● Action item: The lines you return must be all those in the data that hold the string "search".
***** Material for this exercise *****
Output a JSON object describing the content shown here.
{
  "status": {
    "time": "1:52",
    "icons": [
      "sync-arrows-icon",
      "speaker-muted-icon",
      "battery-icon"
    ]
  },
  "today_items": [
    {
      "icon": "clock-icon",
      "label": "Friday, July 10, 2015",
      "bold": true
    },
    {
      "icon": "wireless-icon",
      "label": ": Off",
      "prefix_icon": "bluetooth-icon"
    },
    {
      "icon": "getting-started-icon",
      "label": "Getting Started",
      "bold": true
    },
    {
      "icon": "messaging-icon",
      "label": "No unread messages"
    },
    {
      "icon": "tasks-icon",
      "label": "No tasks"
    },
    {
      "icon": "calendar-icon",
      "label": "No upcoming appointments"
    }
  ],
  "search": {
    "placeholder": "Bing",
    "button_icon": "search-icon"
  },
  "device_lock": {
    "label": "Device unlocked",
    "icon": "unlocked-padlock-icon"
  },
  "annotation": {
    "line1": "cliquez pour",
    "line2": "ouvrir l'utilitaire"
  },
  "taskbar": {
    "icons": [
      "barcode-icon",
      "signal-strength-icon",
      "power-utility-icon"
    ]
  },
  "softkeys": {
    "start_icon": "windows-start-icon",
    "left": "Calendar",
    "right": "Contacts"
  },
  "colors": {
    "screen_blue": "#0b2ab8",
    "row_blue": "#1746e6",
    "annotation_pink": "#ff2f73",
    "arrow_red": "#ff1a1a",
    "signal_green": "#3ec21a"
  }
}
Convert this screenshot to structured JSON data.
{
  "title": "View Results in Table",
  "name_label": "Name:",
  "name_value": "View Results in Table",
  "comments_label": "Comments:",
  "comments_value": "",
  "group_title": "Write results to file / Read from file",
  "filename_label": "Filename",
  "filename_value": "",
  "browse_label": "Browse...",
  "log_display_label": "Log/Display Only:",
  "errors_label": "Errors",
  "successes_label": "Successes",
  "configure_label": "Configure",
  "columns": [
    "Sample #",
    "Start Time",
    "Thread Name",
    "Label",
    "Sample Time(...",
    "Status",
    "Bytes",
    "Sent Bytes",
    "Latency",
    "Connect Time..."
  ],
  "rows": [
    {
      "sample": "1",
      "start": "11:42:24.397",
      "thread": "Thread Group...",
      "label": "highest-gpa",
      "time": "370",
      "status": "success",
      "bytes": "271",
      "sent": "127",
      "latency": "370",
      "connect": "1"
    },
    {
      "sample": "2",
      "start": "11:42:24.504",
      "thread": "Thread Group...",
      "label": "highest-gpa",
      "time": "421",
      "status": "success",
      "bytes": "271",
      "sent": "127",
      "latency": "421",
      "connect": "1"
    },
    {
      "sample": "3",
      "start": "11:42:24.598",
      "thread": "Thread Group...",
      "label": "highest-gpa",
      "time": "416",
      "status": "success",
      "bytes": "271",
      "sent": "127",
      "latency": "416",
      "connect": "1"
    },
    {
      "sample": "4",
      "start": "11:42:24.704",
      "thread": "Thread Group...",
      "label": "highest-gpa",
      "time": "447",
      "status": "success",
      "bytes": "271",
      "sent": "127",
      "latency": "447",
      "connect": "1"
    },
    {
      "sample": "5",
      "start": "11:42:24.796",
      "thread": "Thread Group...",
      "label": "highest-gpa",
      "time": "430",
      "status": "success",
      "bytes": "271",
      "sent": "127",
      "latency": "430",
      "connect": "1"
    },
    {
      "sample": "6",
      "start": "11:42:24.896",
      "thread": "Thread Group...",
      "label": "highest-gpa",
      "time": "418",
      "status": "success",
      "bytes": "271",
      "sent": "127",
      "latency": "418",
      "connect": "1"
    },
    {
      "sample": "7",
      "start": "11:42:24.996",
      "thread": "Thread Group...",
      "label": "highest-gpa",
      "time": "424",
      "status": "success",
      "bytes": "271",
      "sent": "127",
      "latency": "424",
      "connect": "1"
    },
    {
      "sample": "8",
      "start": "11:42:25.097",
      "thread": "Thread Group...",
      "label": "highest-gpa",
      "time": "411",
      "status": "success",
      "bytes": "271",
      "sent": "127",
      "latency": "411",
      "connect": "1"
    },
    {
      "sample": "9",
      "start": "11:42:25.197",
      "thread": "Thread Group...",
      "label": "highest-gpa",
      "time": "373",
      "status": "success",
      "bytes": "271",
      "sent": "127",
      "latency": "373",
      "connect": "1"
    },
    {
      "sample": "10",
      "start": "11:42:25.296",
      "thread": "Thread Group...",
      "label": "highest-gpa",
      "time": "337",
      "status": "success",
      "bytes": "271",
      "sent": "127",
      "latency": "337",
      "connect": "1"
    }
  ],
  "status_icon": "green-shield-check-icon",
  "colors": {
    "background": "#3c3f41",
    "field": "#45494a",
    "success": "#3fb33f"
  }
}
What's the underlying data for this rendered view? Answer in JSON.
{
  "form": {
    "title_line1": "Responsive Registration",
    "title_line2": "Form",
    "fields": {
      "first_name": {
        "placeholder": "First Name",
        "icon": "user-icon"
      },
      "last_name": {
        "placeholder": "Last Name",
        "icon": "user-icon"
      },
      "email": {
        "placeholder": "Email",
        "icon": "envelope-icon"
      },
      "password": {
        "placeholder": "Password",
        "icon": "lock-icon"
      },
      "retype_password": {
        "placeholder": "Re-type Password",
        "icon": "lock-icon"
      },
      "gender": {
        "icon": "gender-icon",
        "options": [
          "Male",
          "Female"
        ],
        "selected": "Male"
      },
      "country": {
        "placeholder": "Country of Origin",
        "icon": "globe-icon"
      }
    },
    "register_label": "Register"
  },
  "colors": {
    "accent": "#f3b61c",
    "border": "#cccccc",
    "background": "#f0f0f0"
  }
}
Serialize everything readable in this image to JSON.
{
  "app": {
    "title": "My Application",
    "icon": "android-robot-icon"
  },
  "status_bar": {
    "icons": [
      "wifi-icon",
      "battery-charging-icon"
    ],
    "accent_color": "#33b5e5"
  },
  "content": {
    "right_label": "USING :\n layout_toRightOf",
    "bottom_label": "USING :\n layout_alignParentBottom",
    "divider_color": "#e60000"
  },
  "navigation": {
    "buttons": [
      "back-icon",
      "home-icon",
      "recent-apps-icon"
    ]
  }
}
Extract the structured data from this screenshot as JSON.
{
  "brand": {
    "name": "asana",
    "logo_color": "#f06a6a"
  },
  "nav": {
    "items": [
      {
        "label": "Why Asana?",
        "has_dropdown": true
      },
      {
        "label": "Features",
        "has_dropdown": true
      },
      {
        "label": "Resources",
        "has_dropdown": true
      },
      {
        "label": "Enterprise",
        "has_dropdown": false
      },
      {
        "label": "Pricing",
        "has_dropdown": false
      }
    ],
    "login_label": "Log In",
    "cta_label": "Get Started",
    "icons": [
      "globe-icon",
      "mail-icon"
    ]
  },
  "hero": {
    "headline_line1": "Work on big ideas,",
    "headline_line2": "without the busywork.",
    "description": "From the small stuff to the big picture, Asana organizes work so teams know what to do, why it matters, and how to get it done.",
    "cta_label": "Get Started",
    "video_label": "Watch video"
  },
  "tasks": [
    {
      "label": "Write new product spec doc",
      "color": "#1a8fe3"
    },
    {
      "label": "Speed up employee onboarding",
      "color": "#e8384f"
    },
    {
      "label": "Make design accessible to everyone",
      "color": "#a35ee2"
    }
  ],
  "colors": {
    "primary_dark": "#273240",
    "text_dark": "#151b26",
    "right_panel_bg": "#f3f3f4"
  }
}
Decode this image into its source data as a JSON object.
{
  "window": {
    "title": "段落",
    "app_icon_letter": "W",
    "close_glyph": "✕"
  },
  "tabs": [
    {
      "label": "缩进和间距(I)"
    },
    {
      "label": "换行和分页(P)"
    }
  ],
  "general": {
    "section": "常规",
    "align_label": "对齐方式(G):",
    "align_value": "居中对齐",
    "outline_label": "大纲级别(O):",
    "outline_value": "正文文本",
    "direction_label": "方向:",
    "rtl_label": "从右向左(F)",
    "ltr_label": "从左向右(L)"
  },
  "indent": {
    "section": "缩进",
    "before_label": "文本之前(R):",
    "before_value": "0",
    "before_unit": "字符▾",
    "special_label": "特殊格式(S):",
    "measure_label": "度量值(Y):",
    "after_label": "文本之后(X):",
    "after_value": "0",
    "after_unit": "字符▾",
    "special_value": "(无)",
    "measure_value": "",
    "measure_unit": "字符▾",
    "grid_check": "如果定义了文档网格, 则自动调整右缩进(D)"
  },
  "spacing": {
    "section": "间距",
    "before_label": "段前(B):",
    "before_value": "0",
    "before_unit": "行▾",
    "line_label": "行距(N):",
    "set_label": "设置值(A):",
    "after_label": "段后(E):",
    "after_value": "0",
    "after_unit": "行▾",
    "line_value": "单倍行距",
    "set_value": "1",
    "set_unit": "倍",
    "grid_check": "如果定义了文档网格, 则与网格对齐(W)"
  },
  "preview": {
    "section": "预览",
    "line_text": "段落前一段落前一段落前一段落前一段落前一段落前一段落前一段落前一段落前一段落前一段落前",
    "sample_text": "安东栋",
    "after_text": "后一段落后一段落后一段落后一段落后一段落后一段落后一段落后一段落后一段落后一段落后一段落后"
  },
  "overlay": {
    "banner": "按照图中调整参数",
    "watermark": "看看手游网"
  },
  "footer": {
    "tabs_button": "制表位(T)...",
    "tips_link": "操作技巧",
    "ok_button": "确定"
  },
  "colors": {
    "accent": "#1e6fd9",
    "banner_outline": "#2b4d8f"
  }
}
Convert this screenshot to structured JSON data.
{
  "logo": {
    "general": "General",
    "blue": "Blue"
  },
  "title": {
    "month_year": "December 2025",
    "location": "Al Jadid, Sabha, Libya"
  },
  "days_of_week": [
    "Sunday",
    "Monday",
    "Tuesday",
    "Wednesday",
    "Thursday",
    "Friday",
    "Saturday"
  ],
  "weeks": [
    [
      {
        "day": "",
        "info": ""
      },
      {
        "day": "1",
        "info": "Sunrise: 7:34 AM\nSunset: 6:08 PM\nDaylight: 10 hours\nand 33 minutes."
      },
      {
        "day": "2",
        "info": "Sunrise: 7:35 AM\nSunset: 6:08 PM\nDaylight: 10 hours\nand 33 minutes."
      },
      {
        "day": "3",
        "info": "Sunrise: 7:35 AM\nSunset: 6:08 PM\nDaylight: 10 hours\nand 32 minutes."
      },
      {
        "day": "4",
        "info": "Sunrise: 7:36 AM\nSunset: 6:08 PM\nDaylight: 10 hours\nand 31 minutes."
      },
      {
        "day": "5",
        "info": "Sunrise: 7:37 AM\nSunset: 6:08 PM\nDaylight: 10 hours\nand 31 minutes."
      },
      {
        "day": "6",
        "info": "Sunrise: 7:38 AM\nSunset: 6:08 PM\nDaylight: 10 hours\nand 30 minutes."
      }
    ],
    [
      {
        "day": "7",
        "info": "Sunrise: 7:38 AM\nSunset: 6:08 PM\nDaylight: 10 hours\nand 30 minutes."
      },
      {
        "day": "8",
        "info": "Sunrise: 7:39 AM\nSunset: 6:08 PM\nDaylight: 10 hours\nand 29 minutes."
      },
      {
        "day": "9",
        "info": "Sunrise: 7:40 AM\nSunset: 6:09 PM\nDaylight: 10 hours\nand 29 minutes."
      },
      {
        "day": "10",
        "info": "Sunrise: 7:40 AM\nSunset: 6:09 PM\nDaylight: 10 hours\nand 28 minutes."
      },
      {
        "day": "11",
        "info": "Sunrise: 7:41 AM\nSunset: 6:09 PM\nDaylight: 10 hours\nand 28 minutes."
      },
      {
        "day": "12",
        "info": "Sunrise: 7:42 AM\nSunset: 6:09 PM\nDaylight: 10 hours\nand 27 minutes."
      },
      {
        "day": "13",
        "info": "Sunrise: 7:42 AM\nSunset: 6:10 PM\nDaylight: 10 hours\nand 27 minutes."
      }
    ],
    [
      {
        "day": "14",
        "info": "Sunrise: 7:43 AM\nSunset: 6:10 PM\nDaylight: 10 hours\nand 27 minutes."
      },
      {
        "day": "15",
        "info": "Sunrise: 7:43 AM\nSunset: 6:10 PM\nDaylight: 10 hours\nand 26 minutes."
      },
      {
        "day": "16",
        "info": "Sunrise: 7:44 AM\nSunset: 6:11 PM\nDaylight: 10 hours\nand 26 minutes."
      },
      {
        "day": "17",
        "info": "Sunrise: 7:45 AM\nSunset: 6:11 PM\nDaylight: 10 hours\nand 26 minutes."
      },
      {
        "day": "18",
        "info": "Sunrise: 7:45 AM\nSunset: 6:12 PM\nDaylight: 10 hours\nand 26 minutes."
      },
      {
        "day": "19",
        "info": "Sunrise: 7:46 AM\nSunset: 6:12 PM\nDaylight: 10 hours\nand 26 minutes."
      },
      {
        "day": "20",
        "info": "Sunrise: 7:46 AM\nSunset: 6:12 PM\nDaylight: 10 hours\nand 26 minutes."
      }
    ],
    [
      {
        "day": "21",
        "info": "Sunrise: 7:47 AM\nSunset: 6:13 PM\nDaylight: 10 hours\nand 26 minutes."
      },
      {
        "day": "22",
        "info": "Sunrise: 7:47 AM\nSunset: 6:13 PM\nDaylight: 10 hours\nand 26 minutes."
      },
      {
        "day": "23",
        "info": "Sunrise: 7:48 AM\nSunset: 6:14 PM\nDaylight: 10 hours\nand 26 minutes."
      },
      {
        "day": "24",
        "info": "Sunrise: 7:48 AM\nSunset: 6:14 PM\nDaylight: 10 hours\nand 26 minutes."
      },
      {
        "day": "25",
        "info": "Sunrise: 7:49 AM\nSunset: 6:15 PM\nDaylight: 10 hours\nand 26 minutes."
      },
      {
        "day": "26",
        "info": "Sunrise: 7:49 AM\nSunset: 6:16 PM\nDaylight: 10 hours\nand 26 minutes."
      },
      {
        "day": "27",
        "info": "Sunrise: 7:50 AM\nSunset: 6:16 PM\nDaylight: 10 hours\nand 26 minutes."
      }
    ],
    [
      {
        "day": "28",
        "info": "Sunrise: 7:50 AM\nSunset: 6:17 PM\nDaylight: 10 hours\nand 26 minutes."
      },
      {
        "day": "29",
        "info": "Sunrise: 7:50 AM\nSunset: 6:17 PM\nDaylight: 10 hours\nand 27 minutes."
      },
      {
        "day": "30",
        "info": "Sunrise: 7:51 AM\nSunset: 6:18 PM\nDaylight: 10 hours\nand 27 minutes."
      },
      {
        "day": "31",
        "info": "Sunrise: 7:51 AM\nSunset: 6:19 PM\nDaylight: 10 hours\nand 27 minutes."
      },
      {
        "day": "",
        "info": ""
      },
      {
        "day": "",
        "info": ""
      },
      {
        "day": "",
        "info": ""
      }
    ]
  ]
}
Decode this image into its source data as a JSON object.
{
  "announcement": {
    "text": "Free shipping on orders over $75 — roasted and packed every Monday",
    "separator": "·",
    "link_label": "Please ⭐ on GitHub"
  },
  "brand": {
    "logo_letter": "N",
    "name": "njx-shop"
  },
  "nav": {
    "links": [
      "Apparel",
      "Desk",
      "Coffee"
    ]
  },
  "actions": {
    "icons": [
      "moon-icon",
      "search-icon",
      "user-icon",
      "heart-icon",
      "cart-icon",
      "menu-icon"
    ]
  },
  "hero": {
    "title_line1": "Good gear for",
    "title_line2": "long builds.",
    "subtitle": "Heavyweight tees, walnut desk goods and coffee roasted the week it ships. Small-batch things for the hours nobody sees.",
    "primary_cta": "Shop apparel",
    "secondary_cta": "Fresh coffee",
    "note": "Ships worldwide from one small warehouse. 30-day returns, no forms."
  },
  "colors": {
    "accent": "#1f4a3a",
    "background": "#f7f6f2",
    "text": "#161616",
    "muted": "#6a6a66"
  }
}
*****
● Answer section:
  "search": {
    "button_icon": "search-icon"
      "search-icon",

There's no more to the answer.